The result should be the line with "Enumerate this screenshot's" followed by every remaining line of the entries, each reproduced exactly, with nothing else.

┄┄┄┄┄┄┄┄┄┄

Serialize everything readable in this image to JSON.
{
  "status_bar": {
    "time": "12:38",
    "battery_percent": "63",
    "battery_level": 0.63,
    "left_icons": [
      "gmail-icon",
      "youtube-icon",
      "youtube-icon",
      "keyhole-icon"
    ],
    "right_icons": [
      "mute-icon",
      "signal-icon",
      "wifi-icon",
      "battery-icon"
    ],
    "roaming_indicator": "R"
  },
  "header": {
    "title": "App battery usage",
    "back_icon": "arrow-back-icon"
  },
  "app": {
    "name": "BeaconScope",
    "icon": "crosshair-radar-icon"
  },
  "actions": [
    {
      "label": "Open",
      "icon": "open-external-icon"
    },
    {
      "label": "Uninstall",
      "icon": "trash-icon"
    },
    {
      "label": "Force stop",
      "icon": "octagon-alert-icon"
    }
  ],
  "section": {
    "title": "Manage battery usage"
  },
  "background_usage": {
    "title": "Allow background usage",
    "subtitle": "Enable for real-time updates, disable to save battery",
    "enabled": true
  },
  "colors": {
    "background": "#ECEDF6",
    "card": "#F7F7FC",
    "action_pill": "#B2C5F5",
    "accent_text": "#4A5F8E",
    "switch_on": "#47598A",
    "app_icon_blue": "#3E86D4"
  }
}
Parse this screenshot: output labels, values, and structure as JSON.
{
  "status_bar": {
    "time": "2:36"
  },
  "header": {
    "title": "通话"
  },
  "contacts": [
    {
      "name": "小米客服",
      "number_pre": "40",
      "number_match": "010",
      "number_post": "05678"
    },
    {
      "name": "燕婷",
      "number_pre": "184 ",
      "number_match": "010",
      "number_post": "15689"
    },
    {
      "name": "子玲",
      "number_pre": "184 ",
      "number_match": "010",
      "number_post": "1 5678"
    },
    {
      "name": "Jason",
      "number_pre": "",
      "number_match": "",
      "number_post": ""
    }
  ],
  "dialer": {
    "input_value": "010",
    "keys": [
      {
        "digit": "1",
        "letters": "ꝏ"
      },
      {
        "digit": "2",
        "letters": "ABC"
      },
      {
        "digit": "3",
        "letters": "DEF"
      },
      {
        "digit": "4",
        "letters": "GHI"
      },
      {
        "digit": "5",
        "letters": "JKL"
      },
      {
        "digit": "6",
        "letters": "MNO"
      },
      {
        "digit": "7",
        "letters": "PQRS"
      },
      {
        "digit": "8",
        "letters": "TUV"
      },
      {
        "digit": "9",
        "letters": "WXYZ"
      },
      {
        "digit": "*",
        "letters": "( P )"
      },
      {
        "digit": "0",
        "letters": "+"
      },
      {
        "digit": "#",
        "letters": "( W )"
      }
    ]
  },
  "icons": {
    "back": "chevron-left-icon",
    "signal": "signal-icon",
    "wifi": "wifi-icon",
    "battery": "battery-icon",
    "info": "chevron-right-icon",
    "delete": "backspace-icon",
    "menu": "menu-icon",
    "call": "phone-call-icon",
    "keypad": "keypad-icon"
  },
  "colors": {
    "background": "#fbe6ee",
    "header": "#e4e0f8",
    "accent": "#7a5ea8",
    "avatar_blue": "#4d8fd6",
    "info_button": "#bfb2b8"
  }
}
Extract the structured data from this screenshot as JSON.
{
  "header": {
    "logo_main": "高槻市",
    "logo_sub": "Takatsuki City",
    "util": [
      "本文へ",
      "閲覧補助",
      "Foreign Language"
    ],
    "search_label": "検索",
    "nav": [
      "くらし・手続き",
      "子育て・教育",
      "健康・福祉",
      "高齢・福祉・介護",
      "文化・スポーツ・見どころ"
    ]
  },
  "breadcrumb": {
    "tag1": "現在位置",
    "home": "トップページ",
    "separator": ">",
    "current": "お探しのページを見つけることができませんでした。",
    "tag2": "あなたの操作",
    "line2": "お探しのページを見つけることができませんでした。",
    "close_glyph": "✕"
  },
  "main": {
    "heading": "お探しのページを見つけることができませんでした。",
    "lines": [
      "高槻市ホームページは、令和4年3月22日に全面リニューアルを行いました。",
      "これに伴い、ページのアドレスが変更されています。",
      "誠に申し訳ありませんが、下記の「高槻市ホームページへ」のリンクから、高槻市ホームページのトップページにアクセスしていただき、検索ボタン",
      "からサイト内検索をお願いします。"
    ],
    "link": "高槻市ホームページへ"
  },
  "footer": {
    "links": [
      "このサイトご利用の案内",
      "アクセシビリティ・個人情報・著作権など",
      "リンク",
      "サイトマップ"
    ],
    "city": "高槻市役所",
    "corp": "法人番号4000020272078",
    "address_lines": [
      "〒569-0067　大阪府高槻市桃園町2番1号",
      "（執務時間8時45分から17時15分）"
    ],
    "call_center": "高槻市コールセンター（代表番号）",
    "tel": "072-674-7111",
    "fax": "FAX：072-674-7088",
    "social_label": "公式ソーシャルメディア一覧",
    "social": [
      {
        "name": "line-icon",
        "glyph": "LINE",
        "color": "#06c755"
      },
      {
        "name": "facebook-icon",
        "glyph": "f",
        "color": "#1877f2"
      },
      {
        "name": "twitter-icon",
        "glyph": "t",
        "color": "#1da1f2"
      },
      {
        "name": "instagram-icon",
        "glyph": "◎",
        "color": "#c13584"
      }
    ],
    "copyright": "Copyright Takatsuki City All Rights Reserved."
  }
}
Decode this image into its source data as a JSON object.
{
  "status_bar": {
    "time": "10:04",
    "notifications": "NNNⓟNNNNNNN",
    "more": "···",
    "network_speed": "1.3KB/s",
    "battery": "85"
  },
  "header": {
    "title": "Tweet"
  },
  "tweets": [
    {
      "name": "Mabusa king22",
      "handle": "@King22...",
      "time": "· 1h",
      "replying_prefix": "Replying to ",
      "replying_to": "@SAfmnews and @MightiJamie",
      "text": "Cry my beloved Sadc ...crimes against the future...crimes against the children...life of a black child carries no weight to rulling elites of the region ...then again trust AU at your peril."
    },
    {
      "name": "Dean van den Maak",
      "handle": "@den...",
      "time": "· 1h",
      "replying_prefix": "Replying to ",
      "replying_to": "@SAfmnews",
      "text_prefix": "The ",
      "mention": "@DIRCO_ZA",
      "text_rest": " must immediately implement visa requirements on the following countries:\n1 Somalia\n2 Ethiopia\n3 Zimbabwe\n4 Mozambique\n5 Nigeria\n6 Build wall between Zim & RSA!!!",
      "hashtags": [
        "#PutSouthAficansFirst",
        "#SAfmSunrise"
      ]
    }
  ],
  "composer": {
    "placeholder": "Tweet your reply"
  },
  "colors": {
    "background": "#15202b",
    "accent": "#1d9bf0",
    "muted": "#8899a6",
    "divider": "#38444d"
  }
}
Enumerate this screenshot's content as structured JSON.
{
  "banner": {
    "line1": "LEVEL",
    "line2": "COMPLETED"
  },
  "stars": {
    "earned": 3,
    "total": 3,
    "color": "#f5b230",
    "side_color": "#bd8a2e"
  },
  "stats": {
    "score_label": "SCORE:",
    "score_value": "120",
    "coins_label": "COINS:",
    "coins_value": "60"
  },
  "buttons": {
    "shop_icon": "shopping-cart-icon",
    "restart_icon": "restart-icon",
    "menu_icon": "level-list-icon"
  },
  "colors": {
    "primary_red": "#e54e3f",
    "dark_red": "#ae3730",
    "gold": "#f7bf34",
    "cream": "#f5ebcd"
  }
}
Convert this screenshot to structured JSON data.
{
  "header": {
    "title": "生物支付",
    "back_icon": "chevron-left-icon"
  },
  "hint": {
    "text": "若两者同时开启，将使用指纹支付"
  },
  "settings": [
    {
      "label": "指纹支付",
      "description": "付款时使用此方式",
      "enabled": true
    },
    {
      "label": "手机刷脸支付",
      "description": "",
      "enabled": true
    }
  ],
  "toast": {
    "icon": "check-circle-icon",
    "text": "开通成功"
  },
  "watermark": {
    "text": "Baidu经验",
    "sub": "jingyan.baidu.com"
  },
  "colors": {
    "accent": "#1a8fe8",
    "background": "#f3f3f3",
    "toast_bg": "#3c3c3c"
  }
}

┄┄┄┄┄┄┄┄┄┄

* Solution to this exercise:
Enumerate this screenshot's content as structured JSON.
{
  "banner": {
    "line1": "LEVEL",
    "line2": "COMPLETED"
  },
  "stars": {
    "earned": 3,
    "total": 3,
    "color": "#f5b230",
    "side_color": "#bd8a2e"
  },
  "stats": {
    "score_label": "SCORE:",
    "score_value": "120",
    "coins_label": "COINS:",
    "coins_value": "60"
  },
  "buttons": {
    "shop_icon": "shopping-cart-icon",
    "restart_icon": "restart-icon",
    "menu_icon": "level-list-icon"
  },
  "colors": {
    "primary_red": "#e54e3f",
    "dark_red": "#ae3730",
    "gold": "#f7bf34",
    "cream": "#f5ebcd"
  }
}
Convert this screenshot to structured JSON data.
{
  "header": {
    "title": "生物支付",
    "back_icon": "chevron-left-icon"
  },
  "hint": {
    "text": "若两者同时开启，将使用指纹支付"
  },
  "settings": [
    {
      "label": "指纹支付",
      "description": "付款时使用此方式",
      "enabled": true
    },
    {
      "label": "手机刷脸支付",
      "description": "",
      "enabled": true
    }
  ],
  "toast": {
    "icon": "check-circle-icon",
    "text": "开通成功"
  },
  "watermark": {
    "text": "Baidu经验",
    "sub": "jingyan.baidu.com"
  },
  "colors": {
    "accent": "#1a8fe8",
    "background": "#f3f3f3",
    "toast_bg": "#3c3c3c"
  }
}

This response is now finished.